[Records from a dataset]
# # # # # # #

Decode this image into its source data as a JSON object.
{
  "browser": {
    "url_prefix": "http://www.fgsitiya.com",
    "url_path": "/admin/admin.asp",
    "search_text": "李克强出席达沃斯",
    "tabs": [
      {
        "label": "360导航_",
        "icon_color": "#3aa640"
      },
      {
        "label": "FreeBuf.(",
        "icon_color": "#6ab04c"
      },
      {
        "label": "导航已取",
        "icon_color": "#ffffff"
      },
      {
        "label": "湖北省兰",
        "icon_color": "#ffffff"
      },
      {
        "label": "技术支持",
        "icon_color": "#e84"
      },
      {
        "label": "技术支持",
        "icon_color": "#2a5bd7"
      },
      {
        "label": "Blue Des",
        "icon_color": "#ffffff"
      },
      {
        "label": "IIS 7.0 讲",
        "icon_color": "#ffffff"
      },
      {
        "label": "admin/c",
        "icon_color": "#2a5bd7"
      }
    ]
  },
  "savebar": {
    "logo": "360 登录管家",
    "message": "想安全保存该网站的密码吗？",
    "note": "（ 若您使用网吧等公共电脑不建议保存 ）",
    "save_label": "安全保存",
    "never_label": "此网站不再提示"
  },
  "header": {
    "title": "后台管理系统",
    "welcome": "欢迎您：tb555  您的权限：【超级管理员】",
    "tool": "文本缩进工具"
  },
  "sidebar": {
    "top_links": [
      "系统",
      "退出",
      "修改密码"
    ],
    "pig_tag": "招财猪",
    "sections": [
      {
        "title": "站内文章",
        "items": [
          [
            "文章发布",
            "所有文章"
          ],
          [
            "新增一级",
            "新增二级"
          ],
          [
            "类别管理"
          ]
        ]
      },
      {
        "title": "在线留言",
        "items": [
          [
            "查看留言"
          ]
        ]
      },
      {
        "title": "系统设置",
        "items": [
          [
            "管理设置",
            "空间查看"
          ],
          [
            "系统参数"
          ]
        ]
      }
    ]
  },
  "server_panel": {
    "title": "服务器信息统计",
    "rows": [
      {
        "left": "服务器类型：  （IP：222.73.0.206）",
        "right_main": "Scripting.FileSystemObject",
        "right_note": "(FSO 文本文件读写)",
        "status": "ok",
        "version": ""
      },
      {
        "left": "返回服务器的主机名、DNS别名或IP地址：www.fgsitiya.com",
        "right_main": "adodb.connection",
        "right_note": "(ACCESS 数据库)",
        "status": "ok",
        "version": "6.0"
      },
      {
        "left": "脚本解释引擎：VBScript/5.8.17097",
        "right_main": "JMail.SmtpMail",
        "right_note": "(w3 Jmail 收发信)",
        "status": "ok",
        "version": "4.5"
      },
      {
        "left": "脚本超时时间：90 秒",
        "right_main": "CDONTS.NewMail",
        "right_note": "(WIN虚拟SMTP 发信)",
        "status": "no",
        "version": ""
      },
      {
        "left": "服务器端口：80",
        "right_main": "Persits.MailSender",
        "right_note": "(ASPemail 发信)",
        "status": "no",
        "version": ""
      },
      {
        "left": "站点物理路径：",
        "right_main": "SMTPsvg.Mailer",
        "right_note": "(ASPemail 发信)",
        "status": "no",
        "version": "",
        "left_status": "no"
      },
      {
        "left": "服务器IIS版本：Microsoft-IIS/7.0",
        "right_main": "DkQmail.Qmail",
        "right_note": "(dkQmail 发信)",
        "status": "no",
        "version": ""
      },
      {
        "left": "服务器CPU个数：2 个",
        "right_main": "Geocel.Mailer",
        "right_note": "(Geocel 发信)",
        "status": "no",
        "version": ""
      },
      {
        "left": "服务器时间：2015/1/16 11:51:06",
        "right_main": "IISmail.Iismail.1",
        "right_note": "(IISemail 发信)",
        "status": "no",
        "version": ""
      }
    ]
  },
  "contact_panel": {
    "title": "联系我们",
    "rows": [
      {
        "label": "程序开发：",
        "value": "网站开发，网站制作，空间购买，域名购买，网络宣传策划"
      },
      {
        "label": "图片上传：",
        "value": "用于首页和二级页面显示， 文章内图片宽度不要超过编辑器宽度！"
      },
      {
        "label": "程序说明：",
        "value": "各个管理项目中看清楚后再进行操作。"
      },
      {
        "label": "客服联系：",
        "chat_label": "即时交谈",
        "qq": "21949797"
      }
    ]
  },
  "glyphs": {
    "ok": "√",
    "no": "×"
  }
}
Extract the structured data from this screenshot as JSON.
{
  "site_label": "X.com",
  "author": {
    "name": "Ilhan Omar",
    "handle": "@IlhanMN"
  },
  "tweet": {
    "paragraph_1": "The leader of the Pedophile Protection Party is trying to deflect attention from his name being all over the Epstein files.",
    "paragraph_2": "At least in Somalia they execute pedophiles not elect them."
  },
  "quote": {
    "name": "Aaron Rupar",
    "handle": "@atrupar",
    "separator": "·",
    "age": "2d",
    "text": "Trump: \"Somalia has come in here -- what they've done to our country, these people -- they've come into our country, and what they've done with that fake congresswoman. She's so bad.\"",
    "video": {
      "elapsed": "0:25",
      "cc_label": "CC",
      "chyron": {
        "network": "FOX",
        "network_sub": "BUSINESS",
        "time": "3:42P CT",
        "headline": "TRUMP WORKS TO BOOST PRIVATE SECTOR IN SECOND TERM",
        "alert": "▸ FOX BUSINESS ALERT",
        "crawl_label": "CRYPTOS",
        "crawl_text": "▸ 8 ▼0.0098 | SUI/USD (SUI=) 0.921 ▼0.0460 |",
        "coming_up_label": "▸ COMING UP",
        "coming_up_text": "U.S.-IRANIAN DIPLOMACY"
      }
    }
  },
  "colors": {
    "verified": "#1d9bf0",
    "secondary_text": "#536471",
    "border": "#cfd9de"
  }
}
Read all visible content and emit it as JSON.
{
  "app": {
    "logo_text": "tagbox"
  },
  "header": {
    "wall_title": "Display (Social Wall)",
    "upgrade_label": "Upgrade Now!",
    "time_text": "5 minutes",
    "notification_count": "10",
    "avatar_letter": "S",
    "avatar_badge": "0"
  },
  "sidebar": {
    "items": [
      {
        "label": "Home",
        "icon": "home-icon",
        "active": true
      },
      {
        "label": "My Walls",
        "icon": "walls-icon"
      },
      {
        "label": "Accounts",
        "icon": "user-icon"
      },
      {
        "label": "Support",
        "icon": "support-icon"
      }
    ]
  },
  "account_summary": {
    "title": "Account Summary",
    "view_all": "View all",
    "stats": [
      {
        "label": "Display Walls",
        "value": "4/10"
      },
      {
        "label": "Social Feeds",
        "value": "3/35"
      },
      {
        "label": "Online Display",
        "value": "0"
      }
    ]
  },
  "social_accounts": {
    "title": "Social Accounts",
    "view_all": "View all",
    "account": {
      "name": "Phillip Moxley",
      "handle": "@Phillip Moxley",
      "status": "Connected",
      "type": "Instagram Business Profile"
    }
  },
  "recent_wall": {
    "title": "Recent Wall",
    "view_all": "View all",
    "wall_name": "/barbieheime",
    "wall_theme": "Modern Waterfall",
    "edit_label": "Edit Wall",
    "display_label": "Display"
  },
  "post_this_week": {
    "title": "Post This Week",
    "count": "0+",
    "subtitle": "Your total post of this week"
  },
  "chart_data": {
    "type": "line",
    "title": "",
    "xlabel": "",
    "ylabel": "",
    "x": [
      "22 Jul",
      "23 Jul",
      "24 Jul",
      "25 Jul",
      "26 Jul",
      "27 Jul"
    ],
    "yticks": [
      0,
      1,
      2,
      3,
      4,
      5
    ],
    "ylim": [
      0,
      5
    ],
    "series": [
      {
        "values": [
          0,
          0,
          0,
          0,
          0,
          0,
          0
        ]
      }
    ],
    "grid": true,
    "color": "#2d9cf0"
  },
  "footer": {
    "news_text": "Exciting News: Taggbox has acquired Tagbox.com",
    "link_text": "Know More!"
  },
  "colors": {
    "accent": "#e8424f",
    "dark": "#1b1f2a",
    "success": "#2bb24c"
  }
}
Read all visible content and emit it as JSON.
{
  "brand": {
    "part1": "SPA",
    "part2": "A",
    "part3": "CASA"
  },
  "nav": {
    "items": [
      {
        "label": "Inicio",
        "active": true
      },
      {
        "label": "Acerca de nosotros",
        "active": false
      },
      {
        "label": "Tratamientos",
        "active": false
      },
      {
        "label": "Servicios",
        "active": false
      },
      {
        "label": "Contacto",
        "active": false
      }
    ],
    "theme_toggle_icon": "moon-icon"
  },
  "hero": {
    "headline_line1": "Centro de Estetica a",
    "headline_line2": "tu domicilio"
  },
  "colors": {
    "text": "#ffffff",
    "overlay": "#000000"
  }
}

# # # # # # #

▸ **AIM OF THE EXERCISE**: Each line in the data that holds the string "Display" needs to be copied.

▸ **TASK RESPONSE**:
    "wall_title": "Display (Social Wall)",
        "label": "Display Walls",
        "label": "Online Display",
    "display_label": "Display"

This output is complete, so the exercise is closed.